Industry knowledge

Titanium piping ​has become more popular as more of its favorable attributes are being discovered

Titanium piping has become more popular as more of its favorable attributes are being discovered. Titanium is stronger than aluminum and steel. It is also lighter than steel. It is extremely resistant to corrosion, has a long-use life and low maintenance and operation costs.

If you’ve made the investment of purchasing titanium for you piping project, there are some things to know before you begin to work on it. After all, you don’t want to ruin the titanium that you just spent money on buying. You also want strong pipes that will last many years. Why compromise the effectiveness, strength and durability of your titanium pipes by incorrect welding techniques?

When heated, titanium becomes highly reactive and readily combines with oxygen, nitrogen, hydrogen and carbon to form oxides. Oxidized wields can result in a useless part that needs to be scrapped. To reduce the risk of oxidation, the heated area of the piping needs to be shielded from air until the temperature drops below 800 degrees.

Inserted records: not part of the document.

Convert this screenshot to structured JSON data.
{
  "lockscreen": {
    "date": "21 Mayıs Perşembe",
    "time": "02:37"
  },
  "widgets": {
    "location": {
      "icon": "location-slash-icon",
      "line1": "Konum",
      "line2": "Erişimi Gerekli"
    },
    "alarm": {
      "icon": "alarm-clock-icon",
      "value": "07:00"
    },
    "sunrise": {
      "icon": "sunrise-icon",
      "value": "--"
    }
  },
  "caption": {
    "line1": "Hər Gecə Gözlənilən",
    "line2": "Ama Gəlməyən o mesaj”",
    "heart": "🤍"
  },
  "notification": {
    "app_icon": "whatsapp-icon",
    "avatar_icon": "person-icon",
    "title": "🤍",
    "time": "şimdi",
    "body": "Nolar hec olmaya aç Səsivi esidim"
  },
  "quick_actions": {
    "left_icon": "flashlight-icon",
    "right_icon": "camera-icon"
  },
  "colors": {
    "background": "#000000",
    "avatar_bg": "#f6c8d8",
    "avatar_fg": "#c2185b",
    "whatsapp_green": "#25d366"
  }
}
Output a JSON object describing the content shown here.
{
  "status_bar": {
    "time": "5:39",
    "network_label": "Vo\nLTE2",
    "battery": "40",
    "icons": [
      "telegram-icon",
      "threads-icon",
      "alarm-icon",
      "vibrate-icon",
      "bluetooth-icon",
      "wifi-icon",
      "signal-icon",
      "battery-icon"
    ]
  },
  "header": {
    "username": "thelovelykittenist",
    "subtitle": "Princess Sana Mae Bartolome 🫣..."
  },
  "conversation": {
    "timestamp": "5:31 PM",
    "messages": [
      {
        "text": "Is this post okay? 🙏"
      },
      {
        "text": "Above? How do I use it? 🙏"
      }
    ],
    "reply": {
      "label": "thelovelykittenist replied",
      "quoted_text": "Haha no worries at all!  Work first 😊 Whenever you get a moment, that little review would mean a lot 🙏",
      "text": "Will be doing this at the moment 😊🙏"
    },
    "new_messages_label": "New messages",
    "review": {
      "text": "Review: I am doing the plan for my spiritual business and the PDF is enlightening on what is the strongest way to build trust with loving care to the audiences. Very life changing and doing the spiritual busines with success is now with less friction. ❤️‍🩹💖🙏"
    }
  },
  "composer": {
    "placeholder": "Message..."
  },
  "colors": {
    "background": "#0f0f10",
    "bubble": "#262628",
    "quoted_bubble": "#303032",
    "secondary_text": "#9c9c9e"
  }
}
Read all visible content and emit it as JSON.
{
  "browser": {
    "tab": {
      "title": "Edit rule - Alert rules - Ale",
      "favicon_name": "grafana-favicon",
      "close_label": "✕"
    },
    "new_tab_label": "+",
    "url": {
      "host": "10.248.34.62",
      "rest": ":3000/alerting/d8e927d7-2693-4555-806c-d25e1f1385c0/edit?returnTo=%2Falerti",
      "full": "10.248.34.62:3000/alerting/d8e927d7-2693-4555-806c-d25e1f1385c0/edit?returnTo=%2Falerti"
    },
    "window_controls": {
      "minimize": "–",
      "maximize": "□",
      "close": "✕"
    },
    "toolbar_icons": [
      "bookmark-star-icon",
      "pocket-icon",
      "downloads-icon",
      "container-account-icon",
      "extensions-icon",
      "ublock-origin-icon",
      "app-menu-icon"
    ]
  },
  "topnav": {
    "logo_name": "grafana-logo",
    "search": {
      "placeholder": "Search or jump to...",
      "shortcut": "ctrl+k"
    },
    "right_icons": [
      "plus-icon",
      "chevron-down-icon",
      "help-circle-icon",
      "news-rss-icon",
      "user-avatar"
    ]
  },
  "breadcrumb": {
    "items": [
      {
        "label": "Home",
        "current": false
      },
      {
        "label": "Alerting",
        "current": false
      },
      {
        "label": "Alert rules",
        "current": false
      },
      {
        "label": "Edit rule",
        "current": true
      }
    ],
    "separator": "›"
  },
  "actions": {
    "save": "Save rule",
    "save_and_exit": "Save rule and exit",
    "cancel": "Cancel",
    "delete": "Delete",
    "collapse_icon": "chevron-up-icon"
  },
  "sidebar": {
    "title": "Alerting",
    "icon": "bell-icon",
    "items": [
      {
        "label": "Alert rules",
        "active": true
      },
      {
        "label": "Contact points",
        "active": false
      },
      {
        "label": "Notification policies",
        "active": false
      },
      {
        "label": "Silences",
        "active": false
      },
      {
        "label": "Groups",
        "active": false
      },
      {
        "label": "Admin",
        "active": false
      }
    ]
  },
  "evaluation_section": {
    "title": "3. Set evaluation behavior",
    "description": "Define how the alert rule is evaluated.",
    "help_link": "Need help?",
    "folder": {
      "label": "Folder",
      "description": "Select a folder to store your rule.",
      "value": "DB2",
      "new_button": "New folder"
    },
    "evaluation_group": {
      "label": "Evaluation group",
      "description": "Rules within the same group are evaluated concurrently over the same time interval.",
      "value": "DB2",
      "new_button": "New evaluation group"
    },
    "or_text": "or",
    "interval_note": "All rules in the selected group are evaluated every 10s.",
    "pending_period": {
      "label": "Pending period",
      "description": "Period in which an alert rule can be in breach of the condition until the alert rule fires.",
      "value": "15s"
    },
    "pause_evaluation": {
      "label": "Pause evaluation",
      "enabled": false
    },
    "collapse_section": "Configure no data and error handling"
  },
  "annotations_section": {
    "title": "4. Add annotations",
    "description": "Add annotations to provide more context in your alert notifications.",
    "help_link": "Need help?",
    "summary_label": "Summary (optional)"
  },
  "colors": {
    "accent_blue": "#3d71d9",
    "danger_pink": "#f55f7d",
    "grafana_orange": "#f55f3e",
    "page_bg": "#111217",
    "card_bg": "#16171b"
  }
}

Also, check the purity of the gas. Argon gas is the most commonly used gas with titanium should be no less than 99.995 percent pure and with no more than 5 to 20 parts per millimeter free oxygen. It also must have a dew point greater than -50 to -75 degrees.

A post-flow shielding gas timer is also great to have. Its output should be at least 250 amps.